24 Again I say,
Grk “I say to you.”
it is easier for a camel
A few late witnesses (579 1424 pc) read κάμιλον (kamilon, “rope”) for κάμηλον (kamēlon, “camel”), either through accidental misreading of the text or intentionally so as to soften Jesus’ words.
to go through the eye of a needle
The eye of a needle refers to a sewing needle. (The gate in Jerusalem known as “The Needle’s Eye” was built during the middle ages and was not in existence in Jesus’ day.) Jesus was saying rhetorically that it is impossible for a rich person to enter God’s kingdom, unless God (v. 26) intervenes.
than for a rich person to enter into the kingdom of God.”
25 The
Here δέ (de) has not been translated.
disciples were greatly astonished when they heard this and said, “Then who can be saved?”
The assumption is that the rich are blessed, so if they risk exclusion, who is left to be saved?
26 Jesus
Here δέ (de) has not been translated.
looked at them and replied, “This is impossible for mere humans,
The plural Greek term ἄνθρωποις (anqrōpois) is used here in a generic sense, referring to both men and women (cf. NASB 1995 update, “people”). Because of the contrast here between mere mortals and God (“impossible for men, but for God all things are possible”) the phrase “mere humans” has been used in the translation. There may also be a slight wordplay with “the Son of Man” in v. 28.
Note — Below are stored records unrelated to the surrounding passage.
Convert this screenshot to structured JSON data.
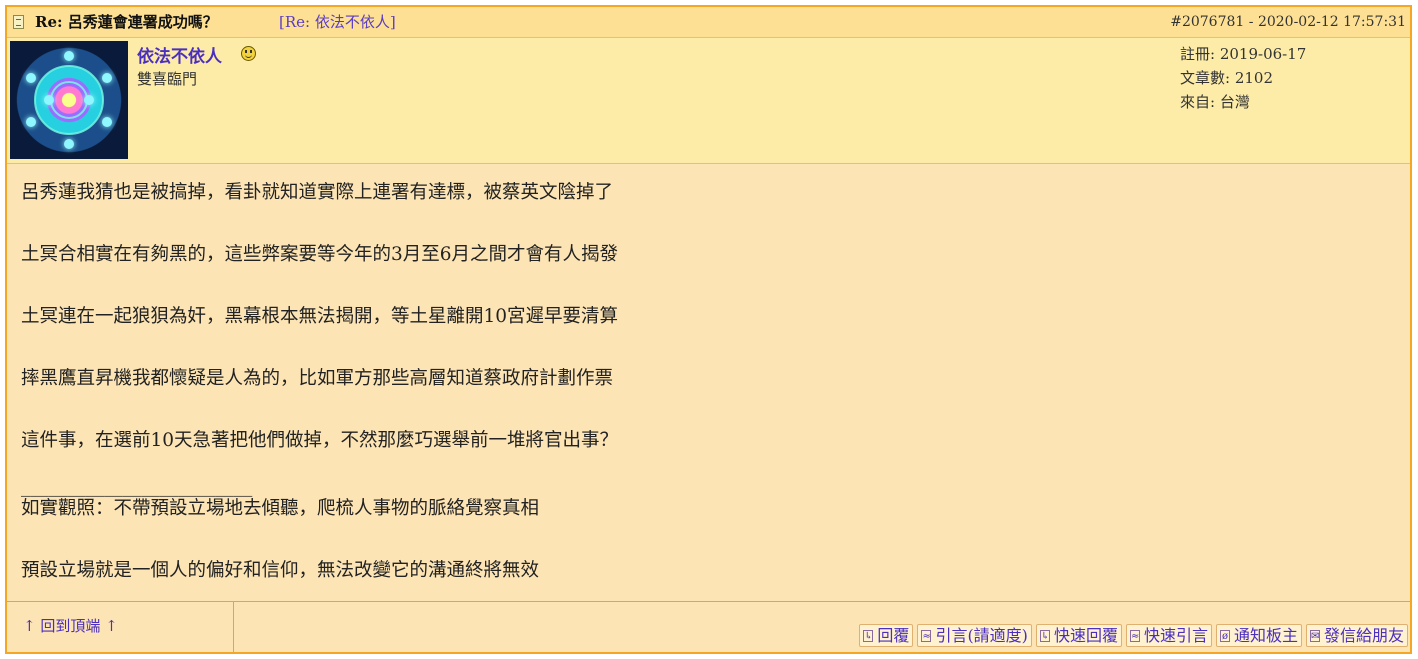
{
  "header": {
    "subject": "Re: 呂秀蓮會連署成功嗎？",
    "reply_to": "[Re: 依法不依人]",
    "post_id": "#2076781",
    "datetime": "- 2020-02-12 17:57:31"
  },
  "author": {
    "name": "依法不依人",
    "title": "雙喜臨門",
    "registered": "註冊: 2019-06-17",
    "posts": "文章數: 2102",
    "location": "來自: 台灣"
  },
  "body": {
    "lines": [
      "呂秀蓮我猜也是被搞掉，看卦就知道實際上連署有達標，被蔡英文陰掉了",
      "土冥合相實在有夠黑的，這些弊案要等今年的3月至6月之間才會有人揭發",
      "土冥連在一起狼狽為奸，黑幕根本無法揭開，等土星離開10宮遲早要清算",
      "摔黑鷹直昇機我都懷疑是人為的，比如軍方那些高層知道蔡政府計劃作票",
      "這件事，在選前10天急著把他們做掉，不然那麼巧選舉前一堆將官出事？"
    ],
    "signature_separator": "_________________________",
    "signature": [
      "如實觀照：不帶預設立場地去傾聽，爬梳人事物的脈絡覺察真相",
      "預設立場就是一個人的偏好和信仰，無法改變它的溝通終將無效"
    ]
  },
  "footer": {
    "back_to_top": "↑ 回到頂端 ↑",
    "actions": [
      {
        "icon": "reply-icon",
        "label": "回覆"
      },
      {
        "icon": "quote-icon",
        "label": "引言(請適度)"
      },
      {
        "icon": "quick-reply-icon",
        "label": "快速回覆"
      },
      {
        "icon": "quick-quote-icon",
        "label": "快速引言"
      },
      {
        "icon": "notify-icon",
        "label": "通知板主"
      },
      {
        "icon": "mail-icon",
        "label": "發信給朋友"
      }
    ]
  }
}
but for God all things are possible.”
27 Then Peter said
Grk “Then answering, Peter said.” This construction is somewhat redundant in contemporary English and has been simplified in the translation.
to him, “Look,
Peter wants reassurance that the disciples’ response and sacrifice have been noticed.
we have left everything to follow you!
Grk “We have left everything and followed you.” Koine Greek often used paratactic structure when hypotactic was implied.
What then will there be for us?”
28 Jesus
Here δέ (de) has not been translated.
said to them, “I tell you the truth:
Grk “Truly (ἀμήν, amēn), I say to you.”
In the age when all things are renewed,
The Greek term translated the age when all things are renewed (παλιγγενεσία, palingenesia) is understood as a reference to the Messianic age, the time when all things are renewed and restored (cf. Rev 21:5).
when the Son of Man sits on his glorious throne, you who have followed me will also sit on twelve thrones, judging
The statement you…will also sit on twelve thrones, judging the twelve tribes of Israel looks at the future authority the Twelve will have when Jesus returns. They will share in Israel’s judgment.
the twelve tribes of Israel.
29 And whoever has left houses or brothers or sisters or father or mother or children or fields for my sake will receive a hundred times as much
Jesus reassures his disciples with a promise that (1) much benefit in this life (a hundred times as much) and (2) eternal life will be given.
and will inherit eternal life.
30 But many who are first will be last, and the last first.

Copyright information for NETfull